Thursday, January 31, 2013
The Big Board: Few immediate impacts
By David M. Hale
The final push to add to the incoming Class of 2013 is on, and Jimbo Fisher and his plethora of new assistant coaches have been hard at work trying to hold on to the commitments they already have while adding a few late surprises, too.
The final results should all be known Wednesday. But really, that's just the beginning.
Once national signing day is over, the focus again turns to the field. Since Fisher took the helm at FSU in 2010, there haven't been too many incoming freshmen to make a particularly big impact on game days.
Despite three consecutive seasons of highly regarded signing classes, the history of impact freshmen is limited to just a handful of big names. In fact, looking back over the past three classes, it's rare that a freshman gets significant playing time at all, let alone makes a major impact.
Seminoles defensive end Mario Edwards Jr. started the final two games of his freshman season.

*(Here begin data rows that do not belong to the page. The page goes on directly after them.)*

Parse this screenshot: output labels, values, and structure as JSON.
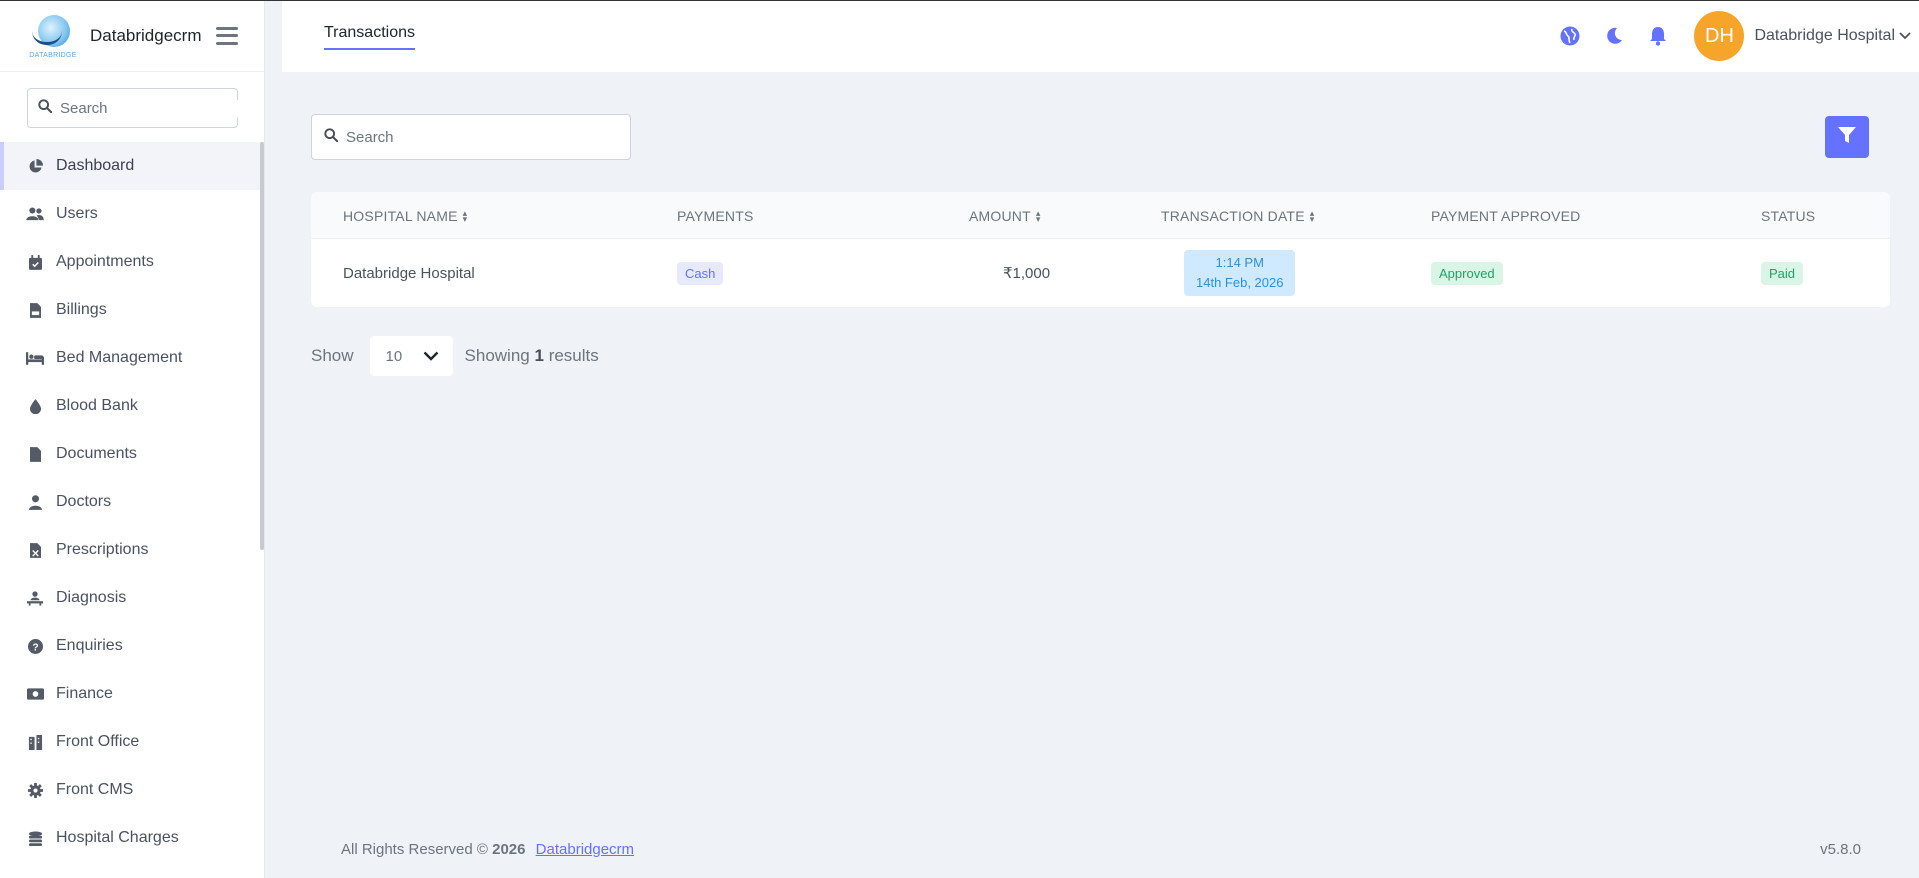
{
  "brand": {
    "name": "Databridgecrm",
    "logo_text": "DATABRIDGE"
  },
  "sidebar": {
    "search_placeholder": "Search",
    "items": [
      {
        "label": "Dashboard",
        "icon": "pie-chart-icon"
      },
      {
        "label": "Users",
        "icon": "users-icon"
      },
      {
        "label": "Appointments",
        "icon": "calendar-check-icon"
      },
      {
        "label": "Billings",
        "icon": "file-invoice-icon"
      },
      {
        "label": "Bed Management",
        "icon": "bed-icon"
      },
      {
        "label": "Blood Bank",
        "icon": "droplet-icon"
      },
      {
        "label": "Documents",
        "icon": "file-icon"
      },
      {
        "label": "Doctors",
        "icon": "user-doctor-icon"
      },
      {
        "label": "Prescriptions",
        "icon": "prescription-icon"
      },
      {
        "label": "Diagnosis",
        "icon": "person-diagnosis-icon"
      },
      {
        "label": "Enquiries",
        "icon": "question-circle-icon"
      },
      {
        "label": "Finance",
        "icon": "money-bill-icon"
      },
      {
        "label": "Front Office",
        "icon": "building-icon"
      },
      {
        "label": "Front CMS",
        "icon": "gear-icon"
      },
      {
        "label": "Hospital Charges",
        "icon": "coins-icon"
      }
    ]
  },
  "header": {
    "tab": "Transactions",
    "avatar_initials": "DH",
    "user_name": "Databridge Hospital",
    "accent": "#6571ff",
    "avatar_color": "#f7a52a"
  },
  "search": {
    "placeholder": "Search"
  },
  "table": {
    "columns": {
      "hospital_name": "HOSPITAL NAME",
      "payments": "PAYMENTS",
      "amount": "AMOUNT",
      "transaction_date": "TRANSACTION DATE",
      "payment_approved": "PAYMENT APPROVED",
      "status": "STATUS"
    },
    "rows": [
      {
        "hospital_name": "Databridge Hospital",
        "payment": "Cash",
        "amount": "₹1,000",
        "time": "1:14 PM",
        "date": "14th Feb, 2026",
        "approved": "Approved",
        "status": "Paid"
      }
    ]
  },
  "pager": {
    "show_label": "Show",
    "per_page": "10",
    "showing_prefix": "Showing",
    "count": "1",
    "showing_suffix": "results"
  },
  "footer": {
    "rights": "All Rights Reserved ©",
    "year": "2026",
    "link": "Databridgecrm",
    "version": "v5.8.0"
  }
}
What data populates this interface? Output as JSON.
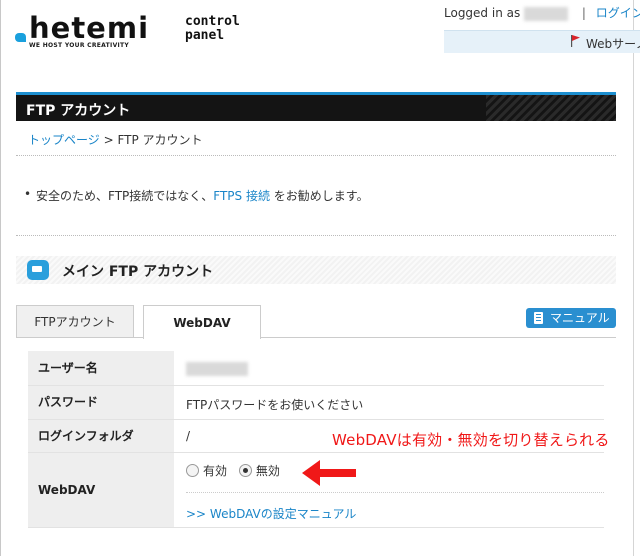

In truth, the title of "regular" contributor is a generous one. In 2012, for example, it included Mario Edwards Jr., who was set to redshirt before several injuries at defensive end landed him in the starting lineup for the final two games of the season. The other two regulars were punter Cason Beatty and cornerback Ronald Darby, who never started a game and likely would've seen significantly less action had Greg Reid not been dismissed from the program in August.
The 2011 season is the outlier, but again, injuries forced Fisher's hand in several cases. Devonta Freeman, Austin Barron and Bobby Hart are among the regulars who landed bigger roles largely by default.
In the three full seasons under Fisher, there weren't many standout freshman campaigns. Rashad Greene probably had the best season by a freshman. Freeman, Darby, Timmy Jernigan and Bjoern Werner all made their marks in lesser roles.
Odds are the bulk of the incoming class will see little or no action in 2013. In fact, overall, just 14 out of the 65 true freshmen Fisher has signed -- roughly 1 in 5 -- played a significant role in his first season. On the other hand, more than half either redshirted or left the school altogether.
Of course, as 2011 proved, needs can change, jobs can open and talent can emerge. But even as Fisher's 2013 squad figures to have plenty of turnover, there don't appear to be many -- if any -- full-time jobs in which the Class of 2013 will be favored to take.
So even as the final push toward signing day adds some enthusiasm and excitement to an otherwise dull time of year for football fans, the coda to the big event is likely to be at least a year of patiently waiting to see what FSU's new toys can do.